[[ Recorded data open ]]

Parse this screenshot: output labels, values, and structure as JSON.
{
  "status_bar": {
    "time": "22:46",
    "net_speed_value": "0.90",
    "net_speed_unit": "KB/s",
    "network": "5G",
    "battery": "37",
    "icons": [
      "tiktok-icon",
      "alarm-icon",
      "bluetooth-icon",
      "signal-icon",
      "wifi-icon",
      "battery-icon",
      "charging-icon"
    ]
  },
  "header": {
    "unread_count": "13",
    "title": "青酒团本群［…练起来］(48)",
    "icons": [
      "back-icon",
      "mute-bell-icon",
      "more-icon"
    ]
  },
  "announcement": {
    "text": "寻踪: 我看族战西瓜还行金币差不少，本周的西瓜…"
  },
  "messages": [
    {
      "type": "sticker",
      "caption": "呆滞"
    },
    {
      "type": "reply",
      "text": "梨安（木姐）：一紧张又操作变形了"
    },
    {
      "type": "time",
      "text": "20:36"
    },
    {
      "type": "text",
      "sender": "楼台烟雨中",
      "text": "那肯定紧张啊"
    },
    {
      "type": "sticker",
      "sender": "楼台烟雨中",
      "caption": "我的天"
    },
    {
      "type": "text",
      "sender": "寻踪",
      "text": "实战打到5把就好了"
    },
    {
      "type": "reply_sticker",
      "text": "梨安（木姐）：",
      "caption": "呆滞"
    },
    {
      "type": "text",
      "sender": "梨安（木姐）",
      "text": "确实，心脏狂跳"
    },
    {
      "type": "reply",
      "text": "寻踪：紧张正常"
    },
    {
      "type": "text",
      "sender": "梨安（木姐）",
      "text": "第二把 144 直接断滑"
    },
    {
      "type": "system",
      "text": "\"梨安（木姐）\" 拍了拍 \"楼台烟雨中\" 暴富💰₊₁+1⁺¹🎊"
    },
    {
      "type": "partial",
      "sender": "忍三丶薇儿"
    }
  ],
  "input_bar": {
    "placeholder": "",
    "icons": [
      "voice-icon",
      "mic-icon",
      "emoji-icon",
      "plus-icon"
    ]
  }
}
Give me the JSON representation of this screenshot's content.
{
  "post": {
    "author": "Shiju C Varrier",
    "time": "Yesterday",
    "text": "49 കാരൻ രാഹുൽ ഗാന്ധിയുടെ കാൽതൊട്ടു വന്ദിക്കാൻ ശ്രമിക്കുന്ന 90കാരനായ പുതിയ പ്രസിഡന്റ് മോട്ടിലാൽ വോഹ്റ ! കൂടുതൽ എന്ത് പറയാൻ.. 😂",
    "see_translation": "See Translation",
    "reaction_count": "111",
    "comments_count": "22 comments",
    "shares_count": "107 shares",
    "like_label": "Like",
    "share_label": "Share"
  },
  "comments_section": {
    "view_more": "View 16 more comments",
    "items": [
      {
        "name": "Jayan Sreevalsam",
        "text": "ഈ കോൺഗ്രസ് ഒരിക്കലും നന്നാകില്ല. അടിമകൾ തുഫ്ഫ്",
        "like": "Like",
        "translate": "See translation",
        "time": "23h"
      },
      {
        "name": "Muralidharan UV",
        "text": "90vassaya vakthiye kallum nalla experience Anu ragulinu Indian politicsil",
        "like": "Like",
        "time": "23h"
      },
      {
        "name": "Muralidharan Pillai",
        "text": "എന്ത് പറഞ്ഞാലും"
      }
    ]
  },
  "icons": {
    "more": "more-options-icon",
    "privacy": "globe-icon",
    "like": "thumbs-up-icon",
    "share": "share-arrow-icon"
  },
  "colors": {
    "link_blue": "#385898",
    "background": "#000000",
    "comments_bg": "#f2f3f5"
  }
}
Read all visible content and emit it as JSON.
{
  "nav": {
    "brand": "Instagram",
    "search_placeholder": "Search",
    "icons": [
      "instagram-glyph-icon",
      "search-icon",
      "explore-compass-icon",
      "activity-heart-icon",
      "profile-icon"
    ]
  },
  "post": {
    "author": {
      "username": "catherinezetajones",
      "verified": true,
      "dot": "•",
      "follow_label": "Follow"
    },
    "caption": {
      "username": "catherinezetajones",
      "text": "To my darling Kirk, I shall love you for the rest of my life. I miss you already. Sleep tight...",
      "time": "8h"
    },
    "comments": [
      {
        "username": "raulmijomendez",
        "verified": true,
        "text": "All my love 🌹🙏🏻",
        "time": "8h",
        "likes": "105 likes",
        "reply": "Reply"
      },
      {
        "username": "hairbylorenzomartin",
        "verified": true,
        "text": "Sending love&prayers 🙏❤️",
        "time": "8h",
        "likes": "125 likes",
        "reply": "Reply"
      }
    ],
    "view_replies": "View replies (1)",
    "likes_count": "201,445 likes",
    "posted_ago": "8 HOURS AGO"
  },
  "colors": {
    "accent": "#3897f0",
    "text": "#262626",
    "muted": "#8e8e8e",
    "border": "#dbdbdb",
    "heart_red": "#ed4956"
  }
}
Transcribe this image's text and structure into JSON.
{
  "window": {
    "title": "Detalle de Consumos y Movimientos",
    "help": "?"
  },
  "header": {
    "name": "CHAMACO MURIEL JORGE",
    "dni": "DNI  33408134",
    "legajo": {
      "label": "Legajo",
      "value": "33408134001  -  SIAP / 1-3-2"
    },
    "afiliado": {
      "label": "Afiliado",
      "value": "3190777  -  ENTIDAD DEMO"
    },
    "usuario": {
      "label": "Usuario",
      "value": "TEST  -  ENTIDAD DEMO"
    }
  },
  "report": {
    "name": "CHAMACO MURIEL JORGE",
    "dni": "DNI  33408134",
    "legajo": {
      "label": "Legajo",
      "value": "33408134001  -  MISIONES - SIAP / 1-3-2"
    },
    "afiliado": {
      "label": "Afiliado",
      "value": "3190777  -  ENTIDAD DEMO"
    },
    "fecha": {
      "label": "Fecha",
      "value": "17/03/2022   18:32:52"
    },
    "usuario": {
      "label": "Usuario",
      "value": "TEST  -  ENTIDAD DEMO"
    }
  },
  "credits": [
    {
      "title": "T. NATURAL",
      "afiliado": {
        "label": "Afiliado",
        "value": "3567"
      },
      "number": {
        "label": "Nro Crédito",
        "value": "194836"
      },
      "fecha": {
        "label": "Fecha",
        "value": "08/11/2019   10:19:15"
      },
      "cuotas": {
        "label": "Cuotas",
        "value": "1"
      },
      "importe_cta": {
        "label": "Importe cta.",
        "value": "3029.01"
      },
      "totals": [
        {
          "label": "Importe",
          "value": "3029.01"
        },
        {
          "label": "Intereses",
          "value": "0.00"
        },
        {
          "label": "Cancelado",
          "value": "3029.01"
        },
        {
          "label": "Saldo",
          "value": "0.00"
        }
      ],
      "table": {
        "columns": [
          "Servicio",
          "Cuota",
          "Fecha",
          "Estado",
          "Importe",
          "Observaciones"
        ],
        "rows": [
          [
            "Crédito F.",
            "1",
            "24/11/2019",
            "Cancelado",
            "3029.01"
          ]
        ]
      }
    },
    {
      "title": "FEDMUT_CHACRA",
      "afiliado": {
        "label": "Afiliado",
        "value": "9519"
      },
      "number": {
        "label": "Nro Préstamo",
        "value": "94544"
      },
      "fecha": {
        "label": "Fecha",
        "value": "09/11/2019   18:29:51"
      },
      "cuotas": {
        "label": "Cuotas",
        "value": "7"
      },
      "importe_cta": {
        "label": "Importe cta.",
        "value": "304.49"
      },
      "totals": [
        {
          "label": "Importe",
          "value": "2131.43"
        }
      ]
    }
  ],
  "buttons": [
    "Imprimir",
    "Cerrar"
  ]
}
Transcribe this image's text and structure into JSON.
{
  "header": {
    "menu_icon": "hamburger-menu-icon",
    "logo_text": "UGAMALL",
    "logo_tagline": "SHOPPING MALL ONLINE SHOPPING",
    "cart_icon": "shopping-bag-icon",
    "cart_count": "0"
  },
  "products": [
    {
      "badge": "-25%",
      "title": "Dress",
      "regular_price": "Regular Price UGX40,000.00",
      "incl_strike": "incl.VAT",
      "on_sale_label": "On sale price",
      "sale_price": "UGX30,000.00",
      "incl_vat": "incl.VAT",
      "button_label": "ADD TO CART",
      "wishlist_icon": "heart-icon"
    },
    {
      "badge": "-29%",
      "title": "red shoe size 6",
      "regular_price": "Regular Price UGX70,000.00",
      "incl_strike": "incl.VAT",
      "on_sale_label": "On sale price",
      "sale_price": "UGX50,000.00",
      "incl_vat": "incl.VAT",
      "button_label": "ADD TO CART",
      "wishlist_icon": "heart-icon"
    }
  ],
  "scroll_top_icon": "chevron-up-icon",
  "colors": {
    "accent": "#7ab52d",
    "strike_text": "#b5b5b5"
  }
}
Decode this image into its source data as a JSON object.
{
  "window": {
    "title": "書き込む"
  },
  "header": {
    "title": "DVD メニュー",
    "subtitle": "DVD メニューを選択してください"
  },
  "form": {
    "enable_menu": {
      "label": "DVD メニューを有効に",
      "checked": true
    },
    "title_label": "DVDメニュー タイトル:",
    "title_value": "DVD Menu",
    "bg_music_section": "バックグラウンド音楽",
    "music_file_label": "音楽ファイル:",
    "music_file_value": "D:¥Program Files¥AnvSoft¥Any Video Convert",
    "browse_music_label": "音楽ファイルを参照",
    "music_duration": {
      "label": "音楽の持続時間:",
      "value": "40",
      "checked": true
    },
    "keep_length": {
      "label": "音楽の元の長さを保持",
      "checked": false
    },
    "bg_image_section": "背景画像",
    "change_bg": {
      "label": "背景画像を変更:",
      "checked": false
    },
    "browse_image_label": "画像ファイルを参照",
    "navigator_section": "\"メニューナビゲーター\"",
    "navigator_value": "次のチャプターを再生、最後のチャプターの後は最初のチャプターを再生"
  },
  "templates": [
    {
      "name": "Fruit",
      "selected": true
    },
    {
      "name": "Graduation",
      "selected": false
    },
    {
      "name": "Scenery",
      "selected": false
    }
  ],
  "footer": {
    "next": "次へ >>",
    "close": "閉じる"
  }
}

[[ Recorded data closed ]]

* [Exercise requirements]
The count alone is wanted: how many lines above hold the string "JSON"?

* [Answer box]
6